> [Assignment] All of the entries below need to be repeated exactly.

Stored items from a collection
§
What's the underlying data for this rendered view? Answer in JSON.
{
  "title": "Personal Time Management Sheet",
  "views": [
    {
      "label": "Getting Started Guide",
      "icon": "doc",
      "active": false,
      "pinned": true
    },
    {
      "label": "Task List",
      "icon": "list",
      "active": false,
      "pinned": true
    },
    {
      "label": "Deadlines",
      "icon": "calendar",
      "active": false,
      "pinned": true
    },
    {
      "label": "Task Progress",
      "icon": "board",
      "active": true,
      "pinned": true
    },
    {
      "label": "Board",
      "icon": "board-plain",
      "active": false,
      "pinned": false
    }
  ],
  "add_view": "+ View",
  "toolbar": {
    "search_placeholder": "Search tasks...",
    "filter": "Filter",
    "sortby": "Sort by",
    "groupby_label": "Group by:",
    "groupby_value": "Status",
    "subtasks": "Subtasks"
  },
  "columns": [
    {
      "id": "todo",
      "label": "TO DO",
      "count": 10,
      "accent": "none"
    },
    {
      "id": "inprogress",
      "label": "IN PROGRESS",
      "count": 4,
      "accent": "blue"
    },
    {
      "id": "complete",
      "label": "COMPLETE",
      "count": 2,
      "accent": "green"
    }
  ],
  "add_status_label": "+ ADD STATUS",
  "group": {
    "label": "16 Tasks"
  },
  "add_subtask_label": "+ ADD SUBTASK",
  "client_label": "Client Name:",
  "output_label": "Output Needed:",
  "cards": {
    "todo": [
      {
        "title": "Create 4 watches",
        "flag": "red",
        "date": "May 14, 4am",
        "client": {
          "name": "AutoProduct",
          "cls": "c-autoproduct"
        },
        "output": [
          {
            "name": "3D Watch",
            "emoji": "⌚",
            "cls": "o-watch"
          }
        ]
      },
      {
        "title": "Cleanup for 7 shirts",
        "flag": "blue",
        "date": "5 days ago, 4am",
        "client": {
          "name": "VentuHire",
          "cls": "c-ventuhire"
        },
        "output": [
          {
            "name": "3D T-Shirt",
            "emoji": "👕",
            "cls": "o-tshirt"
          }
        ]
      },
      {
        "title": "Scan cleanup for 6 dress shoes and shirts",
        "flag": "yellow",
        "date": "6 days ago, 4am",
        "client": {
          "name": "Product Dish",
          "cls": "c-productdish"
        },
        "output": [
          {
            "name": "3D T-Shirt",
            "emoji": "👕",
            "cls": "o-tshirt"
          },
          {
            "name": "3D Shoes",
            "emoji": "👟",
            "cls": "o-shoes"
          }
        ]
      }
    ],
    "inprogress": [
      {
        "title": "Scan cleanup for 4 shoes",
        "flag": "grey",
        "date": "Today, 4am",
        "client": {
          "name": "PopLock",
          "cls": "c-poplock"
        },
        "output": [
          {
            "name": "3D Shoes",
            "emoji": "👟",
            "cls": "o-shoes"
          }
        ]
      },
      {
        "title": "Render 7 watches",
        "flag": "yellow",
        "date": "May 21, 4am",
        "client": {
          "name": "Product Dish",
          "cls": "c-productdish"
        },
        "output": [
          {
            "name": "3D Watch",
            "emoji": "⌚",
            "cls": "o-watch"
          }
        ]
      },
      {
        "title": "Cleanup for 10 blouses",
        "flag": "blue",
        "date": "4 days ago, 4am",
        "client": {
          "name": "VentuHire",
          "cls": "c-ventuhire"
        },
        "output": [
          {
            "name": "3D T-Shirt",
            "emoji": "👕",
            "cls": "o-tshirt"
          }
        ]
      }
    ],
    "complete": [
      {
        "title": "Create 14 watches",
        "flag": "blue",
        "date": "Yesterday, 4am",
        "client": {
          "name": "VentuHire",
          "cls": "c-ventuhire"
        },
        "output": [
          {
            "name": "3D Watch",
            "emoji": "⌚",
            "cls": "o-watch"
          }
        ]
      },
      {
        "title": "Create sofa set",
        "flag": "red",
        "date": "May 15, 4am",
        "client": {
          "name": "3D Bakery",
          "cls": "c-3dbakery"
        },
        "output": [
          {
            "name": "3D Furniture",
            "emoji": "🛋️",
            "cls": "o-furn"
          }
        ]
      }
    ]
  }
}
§
> [Solved exercise]
What's the underlying data for this rendered view? Answer in JSON.
{
  "title": "Personal Time Management Sheet",
  "views": [
    {
      "label": "Getting Started Guide",
      "icon": "doc",
      "active": false,
      "pinned": true
    },
    {
      "label": "Task List",
      "icon": "list",
      "active": false,
      "pinned": true
    },
    {
      "label": "Deadlines",
      "icon": "calendar",
      "active": false,
      "pinned": true
    },
    {
      "label": "Task Progress",
      "icon": "board",
      "active": true,
      "pinned": true
    },
    {
      "label": "Board",
      "icon": "board-plain",
      "active": false,
      "pinned": false
    }
  ],
  "add_view": "+ View",
  "toolbar": {
    "search_placeholder": "Search tasks...",
    "filter": "Filter",
    "sortby": "Sort by",
    "groupby_label": "Group by:",
    "groupby_value": "Status",
    "subtasks": "Subtasks"
  },
  "columns": [
    {
      "id": "todo",
      "label": "TO DO",
      "count": 10,
      "accent": "none"
    },
    {
      "id": "inprogress",
      "label": "IN PROGRESS",
      "count": 4,
      "accent": "blue"
    },
    {
      "id": "complete",
      "label": "COMPLETE",
      "count": 2,
      "accent": "green"
    }
  ],
  "add_status_label": "+ ADD STATUS",
  "group": {
    "label": "16 Tasks"
  },
  "add_subtask_label": "+ ADD SUBTASK",
  "client_label": "Client Name:",
  "output_label": "Output Needed:",
  "cards": {
    "todo": [
      {
        "title": "Create 4 watches",
        "flag": "red",
        "date": "May 14, 4am",
        "client": {
          "name": "AutoProduct",
          "cls": "c-autoproduct"
        },
        "output": [
          {
            "name": "3D Watch",
            "emoji": "⌚",
            "cls": "o-watch"
          }
        ]
      },
      {
        "title": "Cleanup for 7 shirts",
        "flag": "blue",
        "date": "5 days ago, 4am",
        "client": {
          "name": "VentuHire",
          "cls": "c-ventuhire"
        },
        "output": [
          {
            "name": "3D T-Shirt",
            "emoji": "👕",
            "cls": "o-tshirt"
          }
        ]
      },
      {
        "title": "Scan cleanup for 6 dress shoes and shirts",
        "flag": "yellow",
        "date": "6 days ago, 4am",
        "client": {
          "name": "Product Dish",
          "cls": "c-productdish"
        },
        "output": [
          {
            "name": "3D T-Shirt",
            "emoji": "👕",
            "cls": "o-tshirt"
          },
          {
            "name": "3D Shoes",
            "emoji": "👟",
            "cls": "o-shoes"
          }
        ]
      }
    ],
    "inprogress": [
      {
        "title": "Scan cleanup for 4 shoes",
        "flag": "grey",
        "date": "Today, 4am",
        "client": {
          "name": "PopLock",
          "cls": "c-poplock"
        },
        "output": [
          {
            "name": "3D Shoes",
            "emoji": "👟",
            "cls": "o-shoes"
          }
        ]
      },
      {
        "title": "Render 7 watches",
        "flag": "yellow",
        "date": "May 21, 4am",
        "client": {
          "name": "Product Dish",
          "cls": "c-productdish"
        },
        "output": [
          {
            "name": "3D Watch",
            "emoji": "⌚",
            "cls": "o-watch"
          }
        ]
      },
      {
        "title": "Cleanup for 10 blouses",
        "flag": "blue",
        "date": "4 days ago, 4am",
        "client": {
          "name": "VentuHire",
          "cls": "c-ventuhire"
        },
        "output": [
          {
            "name": "3D T-Shirt",
            "emoji": "👕",
            "cls": "o-tshirt"
          }
        ]
      }
    ],
    "complete": [
      {
        "title": "Create 14 watches",
        "flag": "blue",
        "date": "Yesterday, 4am",
        "client": {
          "name": "VentuHire",
          "cls": "c-ventuhire"
        },
        "output": [
          {
            "name": "3D Watch",
            "emoji": "⌚",
            "cls": "o-watch"
          }
        ]
      },
      {
        "title": "Create sofa set",
        "flag": "red",
        "date": "May 15, 4am",
        "client": {
          "name": "3D Bakery",
          "cls": "c-3dbakery"
        },
        "output": [
          {
            "name": "3D Furniture",
            "emoji": "🛋️",
            "cls": "o-furn"
          }
        ]
      }
    ]
  }
}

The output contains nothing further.